Dancers drifting on paddle boats, acrobats hovering over the river, and before that, to kick off the day, a drum line and a procession of people. It's part of the Schuylkill River Arts Festival Saturday August 29th from 2-8pm. It will be a celebration of art, community, and our connection to our rivers and water sources, called Invisible River.
This marks the third year the Invisible River celebration will be held along the Schuylkill. Funded by the Knight Foundation, the mission is to improve the stewardship of our local rivers through engaging, artistic, and innovative community programming.
52nd Street in West Philly has been a commercial hub for many years. It's a street lined with various retailers, as well as street vendors hawking cell phone cases, clothing, and hats. Now some of the faded dull gray parking meters on the corridor, some broken, many with chipped paint, will be transformed into works of art.
"It turns a dated object into a work of art," said Akeem Dixon, 52nd Street Commercial Corridor Manager. Funded by LISC, 10 of 56 meters will be designed to highlight the rich history of the community, while the remaining 46 will display the 52nd Street logo and provide for a uniform theme throughout the commercial corridor. Around the city you'll see similar patterns, like along the Baltimore Avenue corridor, or the rainbow flags around 11th and 12th Streets along Spruce and Pine. Submissions were due by August 10th and the project is slated to begin this October. According to Dixon, in addition to the local historic and artistic element—TEC asked that artists have a connection with West Philly— this will also create some jobs.

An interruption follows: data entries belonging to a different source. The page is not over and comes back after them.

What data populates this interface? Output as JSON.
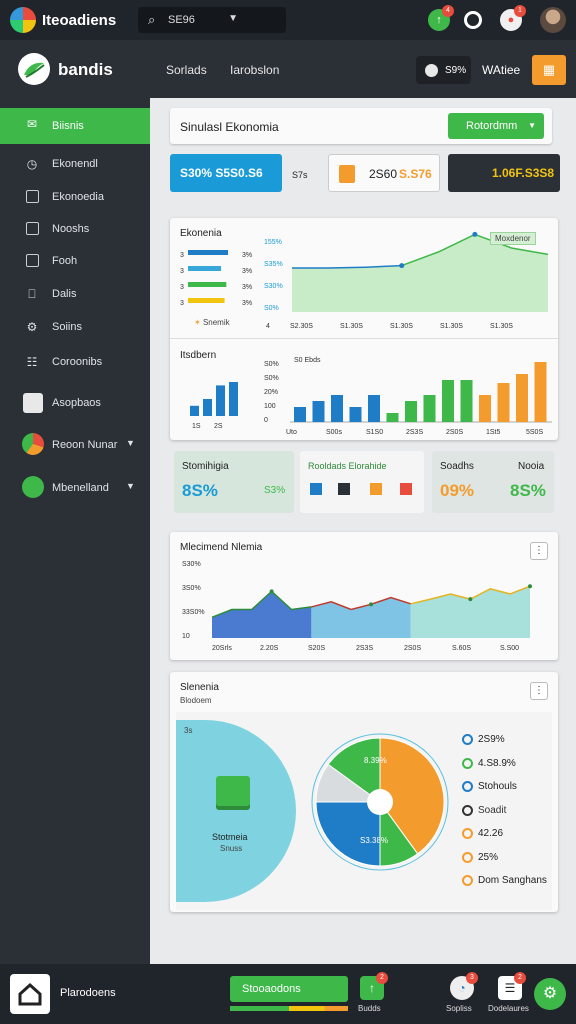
{
  "app": {
    "title": "Iteoadiens"
  },
  "search": {
    "value": "SE96"
  },
  "header": {
    "brand": "bandis",
    "nav": [
      "Sorlads",
      "Iarobslon"
    ],
    "pill_value": "S9%",
    "action": "WAtiee"
  },
  "sidebar": {
    "items": [
      {
        "label": "Biisnis"
      },
      {
        "label": "Ekonendl"
      },
      {
        "label": "Ekonoedia"
      },
      {
        "label": "Nooshs"
      },
      {
        "label": "Fooh"
      },
      {
        "label": "Dalis"
      },
      {
        "label": "Soiins"
      },
      {
        "label": "Coroonibs"
      },
      {
        "label": "Asopbaos"
      },
      {
        "label": "Reoon Nunar"
      },
      {
        "label": "Mbenelland"
      }
    ]
  },
  "sim": {
    "title": "Sinulasl Ekonomia",
    "button": "Rotordmm"
  },
  "stats": {
    "a": "S30% S5S0.S6",
    "b_label": "S7s",
    "b_v1": "2S60",
    "b_v2": "S.S76",
    "c": "1.06F.S3S8"
  },
  "panel1": {
    "title": "Ekonenia",
    "hbar_labels": [
      "3",
      "3",
      "3",
      "3"
    ],
    "hbar_vals": [
      "3%",
      "3%",
      "3%",
      "3%"
    ],
    "hbar_colors": [
      "#1f7dc7",
      "#36a7d8",
      "#3fb84a",
      "#f1c40f"
    ],
    "hbar_widths": [
      0.82,
      0.66,
      0.78,
      0.74
    ],
    "footer_label": "Snemik",
    "area_ylabels": [
      "155%",
      "S35%",
      "S30%",
      "S0%"
    ],
    "area_xlabels": [
      "4",
      "S2.30S",
      "S1.30S",
      "S1.30S",
      "S1.30S",
      "S1.30S"
    ],
    "area_tag": "Moxdenor",
    "area_values": [
      0.55,
      0.55,
      0.56,
      0.58,
      0.75,
      0.97,
      0.8,
      0.72
    ]
  },
  "panel2": {
    "title": "Itsdbern",
    "mini_bars": [
      0.3,
      0.5,
      0.9,
      1.0
    ],
    "mini_labels": [
      "1S",
      "2S"
    ],
    "legend": "S0 Ebds",
    "ylabels": [
      "S0%",
      "S0%",
      "20%",
      "100",
      "0"
    ],
    "xlabels": [
      "Uto",
      "S00s",
      "S1S0",
      "2S3S",
      "2S0S",
      "1St5",
      "5S0S"
    ],
    "bars": [
      {
        "v": 0.25,
        "c": "#1f7dc7"
      },
      {
        "v": 0.35,
        "c": "#1f7dc7"
      },
      {
        "v": 0.45,
        "c": "#1f7dc7"
      },
      {
        "v": 0.25,
        "c": "#1f7dc7"
      },
      {
        "v": 0.45,
        "c": "#1f7dc7"
      },
      {
        "v": 0.15,
        "c": "#3fb84a"
      },
      {
        "v": 0.35,
        "c": "#3fb84a"
      },
      {
        "v": 0.45,
        "c": "#3fb84a"
      },
      {
        "v": 0.7,
        "c": "#3fb84a"
      },
      {
        "v": 0.7,
        "c": "#3fb84a"
      },
      {
        "v": 0.45,
        "c": "#f39c2d"
      },
      {
        "v": 0.65,
        "c": "#f39c2d"
      },
      {
        "v": 0.8,
        "c": "#f39c2d"
      },
      {
        "v": 1.0,
        "c": "#f39c2d"
      }
    ]
  },
  "tiles": {
    "t1_label": "Stomihigia",
    "t1_val": "8S%",
    "t1_val2": "S3%",
    "t2_label": "Rooldads Elorahide",
    "t3_label": "Soadhs",
    "t3_label2": "Nooia",
    "t3_val": "09%",
    "t3_val2": "8S%"
  },
  "panel3": {
    "title": "Mlecimend Nlemia",
    "ylabels": [
      "S30%",
      "3S0%",
      "33S0%",
      "10"
    ],
    "xlabels": [
      "20Srls",
      "2.20S",
      "S20S",
      "2S3S",
      "2S0S",
      "S.60S",
      "S.S00"
    ],
    "line_values": [
      0.4,
      0.55,
      0.55,
      0.9,
      0.55,
      0.6,
      0.7,
      0.55,
      0.65,
      0.78,
      0.66,
      0.75,
      0.85,
      0.75,
      0.95,
      0.85,
      1.0
    ]
  },
  "panel4": {
    "title": "Slenenia",
    "subtitle": "Blodoem",
    "corner": "3s",
    "cube_label": "Stotmeia",
    "cube_sub": "Snuss",
    "pie_center_label": "S3.38%",
    "pie_top_label": "8.39%",
    "slices": [
      {
        "v": 0.4,
        "c": "#f39c2d"
      },
      {
        "v": 0.1,
        "c": "#3fb84a"
      },
      {
        "v": 0.25,
        "c": "#1f7dc7"
      },
      {
        "v": 0.1,
        "c": "#d9dcdf"
      },
      {
        "v": 0.15,
        "c": "#3fb84a"
      }
    ],
    "legend": [
      {
        "text": "2S9%",
        "c": "#1f7dc7"
      },
      {
        "text": "4.S8.9%",
        "c": "#3fb84a"
      },
      {
        "text": "Stohouls",
        "c": "#1f7dc7"
      },
      {
        "text": "Soadit",
        "c": "#333"
      },
      {
        "text": "42.26",
        "c": "#f39c2d"
      },
      {
        "text": "25%",
        "c": "#f39c2d"
      },
      {
        "text": "Dom Sanghans",
        "c": "#f39c2d"
      }
    ]
  },
  "footer": {
    "label": "Plarodoens",
    "button": "Stooaodons",
    "icons": [
      {
        "name": "Budds",
        "notif": "2"
      },
      {
        "name": "Sopliss",
        "notif": "3"
      },
      {
        "name": "Dodelaures",
        "notif": "2"
      }
    ]
  }
}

For a narrow block with homes on only one side, the 1900 block of Alter Street has seen quite a bit of change in recent years. Perhaps the biggest change occurred about three years ago, when a row of five new construction homes replaced a vacant lot. Remember, across the street from those homes there's a cool mural that makes a warehouse wall resemble row homes if you look at it quickly. Also, Greenstreet Coffee Roasters has their roasting facility on the north side of this block, which is why the area sometimes smells like roasting coffee.
Looking east on the 1900 block of Alter St.
Newer homes on the south side
Two more vacant lots are now on the outs on this block, at 1902 and 1904 Alter St.
Earlier this week we were in the mood for a crepe, and we decided that a visit was in order to the Creperie at Temple food truck on the 1200 block of Norris Street. On this lunch-seeking mission, we were unaware of two things. First, classes have started at Temple and the campus is now crawling with undergrads. Not such a big deal, but it made for a longer than expected line at the food truck. Perhaps more relevant for a real estate blog, we also noticed that Barton Hall is getting torn down.
Corner of 13th & Norris
Looking down 13th Street
Middle of the building
Plans for the demolition of this building, constructed in 1959, have been in the works for some time. This makes us wonder why the demolition effort couldn't have happened over the summer, before the students came back to campus. For the next few weeks, as this building comes down, passing by will be rather unpleasant, between the noise and the dust. As it was, waiting on line for a crepe half a block away wasn't a treat.
The 700 block of N. 19th St. has changed some in recent years, with developers demolishing one-story homes built by PHA in the 1980s and replacing them with modern buildings. Most recently, we told you about some demolition on this block, and plans for a six-unit building. That project, at 742 N. 19th St., has progressed nicely since the winter.
Six-unit building under construction, new duplex nearby